Ifrah Law is a proud member the Brand Activation Association (“BAA”). This week, we attended the BAA’s 36th annual BAA Marketing Law Conference in Chicago. Just as “Mad Men” reflects the 1960’s era advertising business, this year’s BAA conference demonstrated this generation’s marketing dynamic – where mobile is key, privacy concerns abound, and the Federal… Read More
In August, the Federal Trade Commission (“FTC”) released a staff report concerning mobile shopping applications (“apps”). FTC staff reviewed some of the most popular apps consumers utilize to comparison shop, collect and redeem deals and discounts, and pay in-store with their mobile devices. This new report focused on shopping apps offering price comparison, special… Read More
Restaurant chain Applebee’s has joined other businesses such as Overstock.com, Hilton, Capitol One, and Bass Pro Shops as defendants in purported class action lawsuits alleging that they illegally recorded calls to or from California residents. In fact, plaintiffs have filed hundreds of individual and class actions in California courts under California’s various eavesdropping/call recording laws…. Read More

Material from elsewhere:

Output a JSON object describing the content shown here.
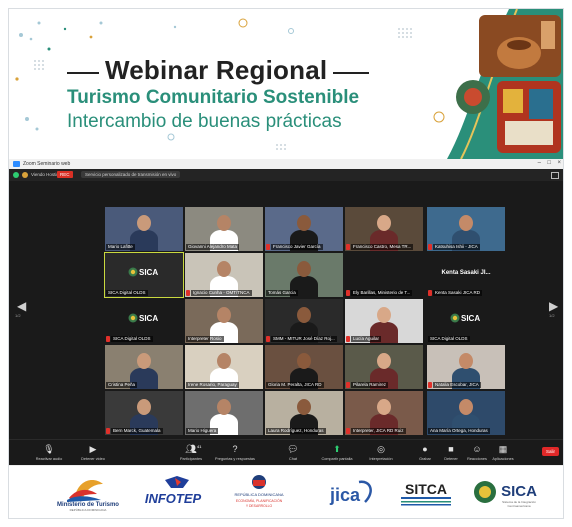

In an important decision in a federal court case in New Jersey, In Re Nickelodeon Privacy Litigation, Google and Viacom obtained a dismissal of a claim against them under the Video Privacy Protection Act (“VPPA”). The decision narrows the scope of who can be liable under the VPPA and what information is within the… Read More

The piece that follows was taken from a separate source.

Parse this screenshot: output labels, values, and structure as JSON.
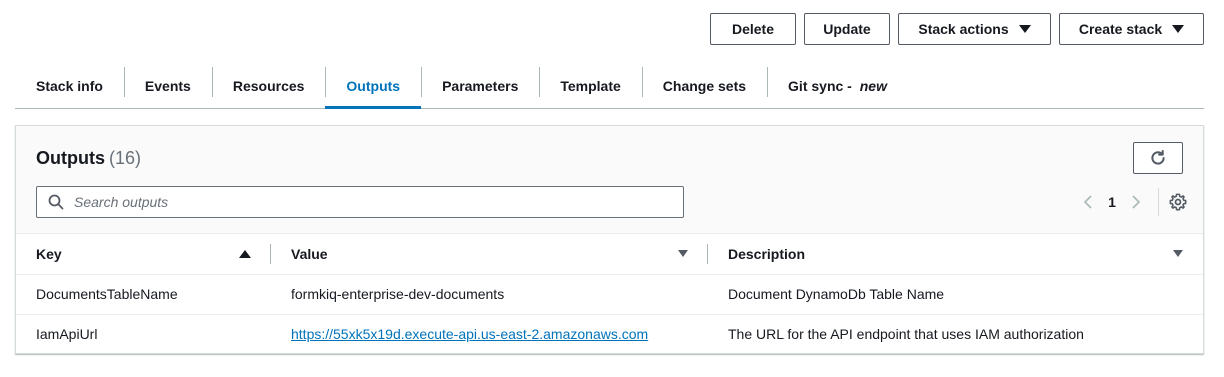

Recently, the Maryland Attorney General’s Office announced that it reached a settlement with Snapchat, Inc. over alleged deceptive trade practices in violation of Maryland law and violations of federal laws that are intended to protect children’s online privacy. This is another reminder that state attorneys general’s offices will continue to be vigilant in addressing consumer… Read More
Last week the Federal Trade Commission (“FTC”) charged the operators of Jerk.com with harvesting personal information from Facebook to create profiles for more than an estimated 73 million people, where they could be labeled a “Jerk” or “not a Jerk.” In the complaint, the FTC charged the defendants, Jerk, LLC and the operator of the… Read More
After recovering from high-profile data breaches at Target and Neiman Marcus, signing up for free credit monitoring and analyzing our credit reports, a new Internet villain recently emerged: the “Heartbleed Bug.” The Heartbleed Bug is a security flaw present on Open SSL, popular software run on most webservers. This open source software is widely used… Read More